The coronavirus pandemic is raging worse than ever, with record numbers of new infections being recorded daily across the U.S. and the total number of cases now exceeding 3 million.
That could soon cause a huge dilemma for casinos: defy public health warnings and stay open in order to recoup a sliver of the billions lost since March, or risk further financial peril by closing again.
The carnage was startling when the pandemic caused all 989 casinos in the U.S. to close this spring, with some remaining shuttered for more than 100 days.
How dire was the situation? Foxwoods, one of the largest casinos in the world located in Southeast Connecticut, was burning through $2 million a week to stay closed (it reopened on June 1).
What’s more, the unthinkable happened: Vegas casinos were forced to go dark for the first time since John F. Kennedy was assassinated in 1963.
However, 834 properties have since reopened nationwide (84%), according to the American Gaming Association’s data.
Considering the AGA estimated in March the economy would lose more than $21 billion during an eight-week closure of U.S. casinos – the shutdown lasted nearly 12 weeks – it’s good news for everyone that they are open again.
Short-Lived Relief For Casinos?
Another bad sign? A racetrack in Texas, another COVID-19 hotspot, suddenly closed on Sunday, July 5 due to an “abundance of caution.”

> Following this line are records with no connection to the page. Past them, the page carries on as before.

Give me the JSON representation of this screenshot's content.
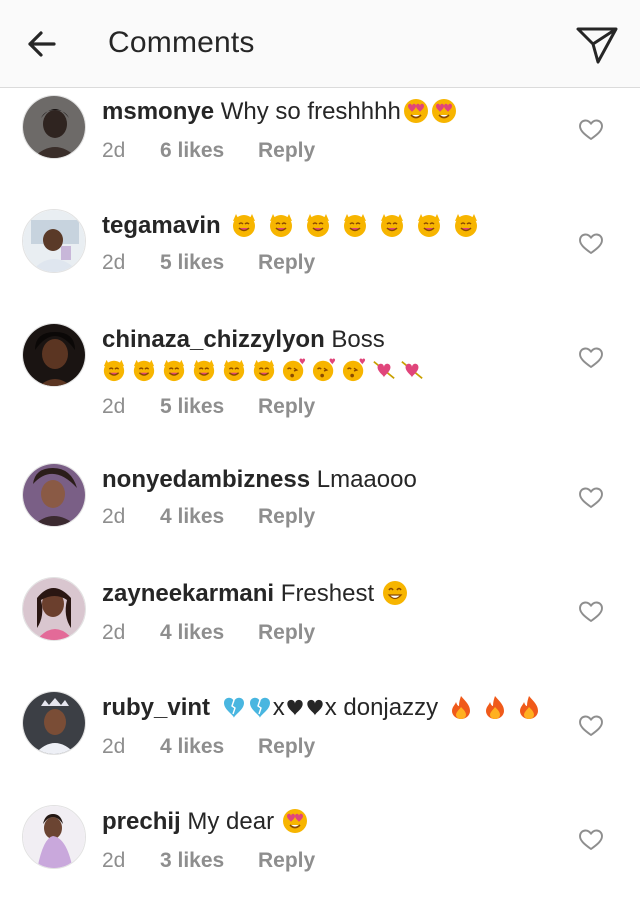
{
  "header": {
    "title": "Comments",
    "back_icon": "arrow-left-icon",
    "send_icon": "paper-plane-icon"
  },
  "colors": {
    "meta_gray": "#8e8e8e",
    "text": "#262626",
    "header_bg": "#fafafa",
    "emoji_yellow": "#f7b500",
    "heart_pink": "#e0457b",
    "blue_heart": "#49b6e0",
    "fire": "#f05a1a"
  },
  "comments": [
    {
      "username": "msmonye",
      "text": "Why so freshhhh",
      "emojis": [
        "heart-eyes-face",
        "heart-eyes-face"
      ],
      "age": "2d",
      "likes": "6 likes",
      "reply": "Reply"
    },
    {
      "username": "tegamavin",
      "text": "",
      "emojis": [
        "raising-hands-face",
        "raising-hands-face",
        "raising-hands-face",
        "raising-hands-face",
        "raising-hands-face",
        "raising-hands-face",
        "raising-hands-face"
      ],
      "age": "2d",
      "likes": "5 likes",
      "reply": "Reply"
    },
    {
      "username": "chinaza_chizzylyon",
      "text": "Boss",
      "emojis": [
        "raising-hands-face",
        "raising-hands-face",
        "raising-hands-face",
        "raising-hands-face",
        "raising-hands-face",
        "raising-hands-face",
        "kissing-heart-face",
        "kissing-heart-face",
        "kissing-heart-face",
        "heart-arrow",
        "heart-arrow"
      ],
      "age": "2d",
      "likes": "5 likes",
      "reply": "Reply"
    },
    {
      "username": "nonyedambizness",
      "text": "Lmaaooo",
      "emojis": [],
      "age": "2d",
      "likes": "4 likes",
      "reply": "Reply"
    },
    {
      "username": "zayneekarmani",
      "text": "Freshest",
      "emojis": [
        "grinning-face"
      ],
      "age": "2d",
      "likes": "4 likes",
      "reply": "Reply"
    },
    {
      "username": "ruby_vint",
      "text_part1": "x",
      "text_part2": "x donjazzy",
      "age": "2d",
      "likes": "4 likes",
      "reply": "Reply"
    },
    {
      "username": "prechij",
      "text": "My dear",
      "emojis": [
        "heart-eyes-face"
      ],
      "age": "2d",
      "likes": "3 likes",
      "reply": "Reply"
    }
  ]
}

You might ask: what does one have to do with the other? Easy. If an outdoor venue that recently required masks can’t survive in this climate, casinos might not have much of a chance. The coronavirus thrives in stuffy, indoor areas with minimal airflow.
The other issue is coronavirus cases spiked after Memorial Day, which should come as no surprise. People grew tired of being cooped up and ignored all social distancing guidelines while celebrating the holiday.
What’s worrisome now is nationwide cases and hospitalizations were alarmingly high prior to the Fourth of July, which doesn’t bode well given the past precedent of Memorial Day.
Vegas is a bellwether for the $43.6 billion industry, so it’s no surprise all eyes will be watching to see how Sin City’s casinos handle the current COVID surge.
What’s clear is Nevada – like much of the nation – isn’t taking the necessary precautions to prevent the spread of COVID-19.
Governor Steve Sisolak released a statement last Friday decrying the fact less than half of businesses were in compliance with the new mask mandate, calling it “disappointing and unacceptable.”
Sisolak said he will take “swift and decisive action” against violators. The lack of mask wearing is likely what helped get Nevada, and more specifically Vegas, in this situation in the first place.
The reaction on social media was pure shock when pictures circulated of giddy guests walking around carefree – and mask-free – when Vegas’ casinos reopened on June 4. What came next was predictable: coronavirus cases surged in the weeks after the reopenings, which occurred without a mask mandate in place.
Will Casinos Be Forced To Close Again?
For what it’s worth, CNBC reported that casino owners have said rumors of Vegas casinos closing again are “baseless,” and they will “not close voluntarily.”
Recent events, though, in Michigan and New Jersey – the nation’s second-largest gambling market – show a forced shutdown is not out of question.
Michigan, one of the hardest hit states in the beginning of the pandemic (as we detailed here), was supposed to be in Phase 5 of its reopening by the Fourth of July. Instead, on July 1, Mich. Gov. Gretchen Whitmer banned indoor bar service after an outbreak at an East Lansing bar reportedly led to 138 cases.
As a result of Michigan’s step backward, all three of Detroit’s casinos remain closed since (though tribal casinos have been open since early-mid June).
New Jersey was also devastated early by the pandemic. Then it was able to stem the tide and its infection rate dipped below 1 percent for 10 straight weeks.
Things aren’t so rosy now in the Garden State, however. A rising infection rate forced N.J. Gov. Phil Murphy to issue an executive order requiring masks to be worn outside in public on Wednesday.
That bit of news should be unnerving for New Jersey casinos. All of the properties in Atlantic City are open, minus one glaring omission – the Borgata. New Jersey’s best-performing casino chose to remain closed after Murphy canceled indoor dining and issued smoking and drinking bans in casinos on June 29.
All of this is to say: If you like to gamble and enjoy the casino experience, you might be wise to head to your local establishment before that option is no longer available.